How many days should you spend in Zambia?

This is a difficult question, as the answer largely depends on what you hope to get out of the journey. How many national parks do you want to see? Is a safari experience on your list? What areas would you like to visit?

Contemplating such questions can help you organize your itinerary in the best possible way. That said, we do have some suggestions to help you out.

In general, it’s perfect if you could make a 10-day trip, but staying for eight or even six days if you want to keep things short and sweet should be enough for you to experience the main activities and see the major areas.

Of course, we’d recommend sticking with a 10-day plan so that you can fully explore various lodges and camps, safari styles, cuisine, interaction with locals, and wildlife viewing, and completely forget the reality that awaits you once your Zambian adventure is over.

Which is better to visit: Zambia or Zimbabwe?

While both Zambia and Zimbabwe are absolutely worth visiting, each country is geared toward different kinds of travelers. Zambia is more for travelers who enjoy sheer nature and spending time in camps.

On the other hand, Zimbabwe offers much more established lodges and hotel accommodations, shopping areas, and it’s a better bird-watching destination.

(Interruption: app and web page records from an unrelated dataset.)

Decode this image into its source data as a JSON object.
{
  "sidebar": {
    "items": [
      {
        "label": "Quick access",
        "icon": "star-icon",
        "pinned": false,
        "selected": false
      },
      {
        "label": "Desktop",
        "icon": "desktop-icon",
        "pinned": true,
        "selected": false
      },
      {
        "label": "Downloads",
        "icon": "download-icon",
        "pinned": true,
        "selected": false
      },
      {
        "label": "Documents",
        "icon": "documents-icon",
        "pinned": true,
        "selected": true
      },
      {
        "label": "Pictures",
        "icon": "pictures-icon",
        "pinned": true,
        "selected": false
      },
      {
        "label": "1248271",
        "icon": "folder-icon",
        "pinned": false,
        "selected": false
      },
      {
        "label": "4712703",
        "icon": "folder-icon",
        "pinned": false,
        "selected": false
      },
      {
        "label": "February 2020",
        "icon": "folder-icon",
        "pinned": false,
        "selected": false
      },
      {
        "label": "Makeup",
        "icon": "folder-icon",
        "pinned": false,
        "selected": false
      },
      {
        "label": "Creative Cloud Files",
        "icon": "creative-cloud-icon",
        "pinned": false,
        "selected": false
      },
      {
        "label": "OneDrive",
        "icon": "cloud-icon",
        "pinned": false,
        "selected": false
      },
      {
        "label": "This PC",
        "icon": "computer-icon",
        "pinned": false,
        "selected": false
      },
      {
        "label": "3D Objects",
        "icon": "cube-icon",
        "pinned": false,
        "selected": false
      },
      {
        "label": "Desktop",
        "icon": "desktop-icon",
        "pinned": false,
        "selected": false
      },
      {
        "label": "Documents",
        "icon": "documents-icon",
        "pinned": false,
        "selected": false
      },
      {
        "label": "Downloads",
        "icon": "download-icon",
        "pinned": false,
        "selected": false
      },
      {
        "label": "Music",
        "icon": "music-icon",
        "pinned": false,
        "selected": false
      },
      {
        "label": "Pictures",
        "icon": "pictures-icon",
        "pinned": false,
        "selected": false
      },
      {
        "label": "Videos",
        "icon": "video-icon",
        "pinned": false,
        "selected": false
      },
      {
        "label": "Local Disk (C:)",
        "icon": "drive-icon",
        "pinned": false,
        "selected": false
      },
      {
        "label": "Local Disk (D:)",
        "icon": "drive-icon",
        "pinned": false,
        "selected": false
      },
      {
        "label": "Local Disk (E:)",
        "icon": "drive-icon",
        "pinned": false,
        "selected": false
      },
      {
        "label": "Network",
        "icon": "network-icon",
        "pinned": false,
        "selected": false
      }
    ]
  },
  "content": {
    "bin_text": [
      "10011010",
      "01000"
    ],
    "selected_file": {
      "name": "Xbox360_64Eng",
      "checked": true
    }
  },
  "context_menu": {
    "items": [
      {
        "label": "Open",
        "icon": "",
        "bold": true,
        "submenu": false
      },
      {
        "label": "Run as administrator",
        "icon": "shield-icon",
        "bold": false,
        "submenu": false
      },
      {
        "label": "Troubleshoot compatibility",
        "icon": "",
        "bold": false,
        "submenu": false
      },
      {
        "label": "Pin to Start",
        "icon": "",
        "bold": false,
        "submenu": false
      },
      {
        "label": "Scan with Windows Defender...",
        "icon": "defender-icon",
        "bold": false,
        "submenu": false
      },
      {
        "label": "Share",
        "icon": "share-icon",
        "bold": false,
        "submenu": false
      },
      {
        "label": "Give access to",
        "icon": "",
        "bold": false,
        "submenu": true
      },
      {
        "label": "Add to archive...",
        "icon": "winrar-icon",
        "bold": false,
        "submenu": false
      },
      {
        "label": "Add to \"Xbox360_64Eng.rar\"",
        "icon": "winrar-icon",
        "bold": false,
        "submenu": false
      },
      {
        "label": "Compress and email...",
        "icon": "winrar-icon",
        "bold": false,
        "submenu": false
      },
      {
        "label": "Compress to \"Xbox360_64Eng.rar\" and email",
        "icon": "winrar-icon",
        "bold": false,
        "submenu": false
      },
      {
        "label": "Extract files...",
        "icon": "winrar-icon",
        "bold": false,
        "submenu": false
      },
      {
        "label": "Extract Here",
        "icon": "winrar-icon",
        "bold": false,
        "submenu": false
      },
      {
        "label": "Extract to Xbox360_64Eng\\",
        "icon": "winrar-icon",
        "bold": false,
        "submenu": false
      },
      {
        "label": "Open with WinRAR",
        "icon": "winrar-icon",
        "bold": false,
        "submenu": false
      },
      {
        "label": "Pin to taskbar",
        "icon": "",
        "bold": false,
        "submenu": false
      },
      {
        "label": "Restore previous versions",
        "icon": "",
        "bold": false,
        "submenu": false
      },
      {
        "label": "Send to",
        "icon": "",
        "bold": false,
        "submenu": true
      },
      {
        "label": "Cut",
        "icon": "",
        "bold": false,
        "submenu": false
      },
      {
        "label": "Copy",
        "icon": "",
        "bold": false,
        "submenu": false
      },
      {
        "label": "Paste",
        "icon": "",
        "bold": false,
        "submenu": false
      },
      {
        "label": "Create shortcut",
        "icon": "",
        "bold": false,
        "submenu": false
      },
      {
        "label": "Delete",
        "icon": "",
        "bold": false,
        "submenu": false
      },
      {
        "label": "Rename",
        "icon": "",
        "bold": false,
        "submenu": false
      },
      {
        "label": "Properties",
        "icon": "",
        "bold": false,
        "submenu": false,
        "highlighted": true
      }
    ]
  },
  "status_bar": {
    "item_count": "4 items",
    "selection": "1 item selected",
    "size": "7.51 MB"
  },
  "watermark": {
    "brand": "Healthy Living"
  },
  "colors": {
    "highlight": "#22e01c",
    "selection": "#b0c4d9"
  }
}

Over to You — Book Your Trip Today!

  • The best time to visit Zambia is during the country’s dry season — anytime from June through October. Travelers get to enjoy the safari peak season, there’s a lot to see and do, and the weather supports all kinds of activities.
  • Going to Zambia while sticking to a budget is best done in April or May. Not only does going during this period save you some money, but it also allows you to enjoy most activities and African experiences without large crowds surrounding you!
  • The least busy time to go to Zambia is during the country’s shoulder season – preferably in November. The month is ideal for travelers seeking to embrace everything this African country has to offer in solitude.
  • The worst time to visit Zambia is in the rainy season — December–April. Heavy rainfall may bring many of your activities to a halt, and the humidity will make you question why you decided to visit Zambia in the first place.

While the weather appears to be key in deciding when to visit Zambia, although important, it’s never quite guaranteed.

That said, there’s something spectacular to see and do in all months, so you’re bound to have an awesome stay, regardless of when you decide to go. Happy travels!